During the 2016 Summer Olympics in Rio, it's been fun to watch Kristin Armstrong hug her son or fawn over Michael Phelps's son, Boomer. But the human-interest stories covered during the worldwide event can also be problematic. Fox Sports caused controversy with its debate about Olympian makeup, while other commentators gave credit to the husbands of female Olympians who won medals. And perhaps most egregious, one journalist posed as a gay man to gain insight on the hookup culture in the Olympic village. The article revealed long-standing and troubling attitudes toward gay men that still persist, even in 2016.
On Thursday, The Daily Beast published a story chronicling one straight, married man's attempts to secure a date in the Olympic village. In the piece, reporter Nico Hines cites having made attempts on multiple dating apps including Bumble and Tinder but quickly shrugs off the others in favor of discussing one in particular: Grindr. If you're not familiar, Grindr is a location-based dating and hookup app for gay men. The original article not only described Hines's deceptive way of securing these so-called "dates" with gay men but also offered enough contextual details to identify most, if not all, of the Olympians who were targeted. These details included general stats about appearance and each Olympian's country of origin. After initial backlash, the story was heavily edited, then eventually taken down. This isn't just an editorial oversight. It's not just offensive to the LGBTQ community, and it's not just problematic, either. It's actually incredibly dangerous.
According to The Washington Post, homosexual activities are illegal in 75 countries. In 10 of those countries, homosexual behavior is punishable by death. At a global event such as the Olympics, encountering a closeted athlete is likely inevitable. As consenting adults, Olympians should feel free and safe to seek sexual encounters. The act of downloading Grindr as a straight, married man is inherently dishonest, as the app was designed for gay men who wish to connect to other gay men. But taking it a step further and potentially outing closeted athletes — individuals who could potentially be put to death for their identity — is more than just dishonest.

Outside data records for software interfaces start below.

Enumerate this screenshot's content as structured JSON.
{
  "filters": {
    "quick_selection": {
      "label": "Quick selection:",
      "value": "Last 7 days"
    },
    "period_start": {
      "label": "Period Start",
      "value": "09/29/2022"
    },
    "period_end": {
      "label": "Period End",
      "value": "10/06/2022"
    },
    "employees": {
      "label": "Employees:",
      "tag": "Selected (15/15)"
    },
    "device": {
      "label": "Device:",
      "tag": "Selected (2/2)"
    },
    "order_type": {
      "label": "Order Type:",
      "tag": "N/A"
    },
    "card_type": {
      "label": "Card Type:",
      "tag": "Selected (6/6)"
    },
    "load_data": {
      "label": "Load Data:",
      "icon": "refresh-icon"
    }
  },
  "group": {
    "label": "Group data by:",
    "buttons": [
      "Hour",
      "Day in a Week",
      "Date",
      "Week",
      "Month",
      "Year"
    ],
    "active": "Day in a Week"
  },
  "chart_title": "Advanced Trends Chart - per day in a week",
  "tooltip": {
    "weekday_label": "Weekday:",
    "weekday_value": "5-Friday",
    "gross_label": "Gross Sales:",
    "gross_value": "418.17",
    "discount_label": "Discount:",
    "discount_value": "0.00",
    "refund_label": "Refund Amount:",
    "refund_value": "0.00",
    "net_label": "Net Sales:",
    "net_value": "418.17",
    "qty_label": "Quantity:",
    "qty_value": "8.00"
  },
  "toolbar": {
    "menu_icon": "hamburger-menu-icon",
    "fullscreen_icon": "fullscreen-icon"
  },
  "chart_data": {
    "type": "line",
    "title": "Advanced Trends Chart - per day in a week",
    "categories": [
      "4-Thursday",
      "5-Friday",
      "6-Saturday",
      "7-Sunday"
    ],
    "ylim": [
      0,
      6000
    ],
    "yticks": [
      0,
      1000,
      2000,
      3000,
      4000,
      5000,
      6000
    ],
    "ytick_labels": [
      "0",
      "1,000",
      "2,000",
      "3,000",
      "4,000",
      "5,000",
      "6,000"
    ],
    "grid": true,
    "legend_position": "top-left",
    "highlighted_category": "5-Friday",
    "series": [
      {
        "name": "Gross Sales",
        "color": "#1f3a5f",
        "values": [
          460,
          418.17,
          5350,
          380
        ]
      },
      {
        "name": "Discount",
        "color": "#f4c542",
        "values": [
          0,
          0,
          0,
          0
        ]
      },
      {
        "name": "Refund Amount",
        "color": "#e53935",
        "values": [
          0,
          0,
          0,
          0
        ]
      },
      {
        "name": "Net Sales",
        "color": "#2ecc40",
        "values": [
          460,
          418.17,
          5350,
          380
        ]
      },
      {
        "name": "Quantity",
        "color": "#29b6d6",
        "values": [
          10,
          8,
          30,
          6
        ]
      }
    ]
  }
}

It's reckless.
The Troubling Effects of Outing Someone
It's like pushing someone into a pool, or pulling a rug out from under them.
Regardless of whether or not it poses a dangerous threat to a person's life, there's never a good reason to push an individual out of the closet. Former *NSYNC member Lance Bass nailed it when he appeared on Bethenny Frankel's talk show back in 2013. When asked about outing closeted gay celebrities in Hollywood, he said, "I know tons of celebrities that are in the closet right now. But it's up to them to decide if they want to come out or not. And I will support any decision they make." Coming out is a deeply personal, difficult decision that must never be taken lightly. It's singularly up to the person in question to determine when the timing is right. For someone who's not openly gay, Grindr can be a somewhat safe place. It allows them to be as authentic as they want, to meet their needs without the sometimes grave consequences. When a straight, married man infiltrates that community, though, it shatters.
Outing someone can be traumatic. It's like pushing someone into a pool, or pulling a rug out from under them. There's an undeniable devastation when you feel like you've lost control of your own story and personal narrative.
Slut Shaming the Gay Community With Tired Stereotypes
In addition to its disregard for the privacy and safety of Olympians, the article also subscribes to the narrative that gay men are too promiscuous. There seems to be a heavy emphasis on the fact that one gay man wanted "a sex foto" and that our straight, married narrator had a picture "just of [his] face," as though to suggest any other kind of photo might be unsavory or immodest.
For what it's worth, The Daily Beast replaced the post with an apology, which essentially boiled down to: "We were wrong. We're sorry." What I find most troubling is that the results were presented as such a monumental discovery in the first place. That Grindr became more of a game than a means of connecting to like-minded people. It was never about the subtleties of sex and dating in the Olympic village, it was about hunting and demoralizing homosexual men. It was about securing three dates in one hour, as though it were some kind of trophy. And now, the lives of a handful of brave Olympians could be in danger. Now, a sex-positive community must find itself plagued with betrayal and distrust. Those are the kinds of things you can't take back.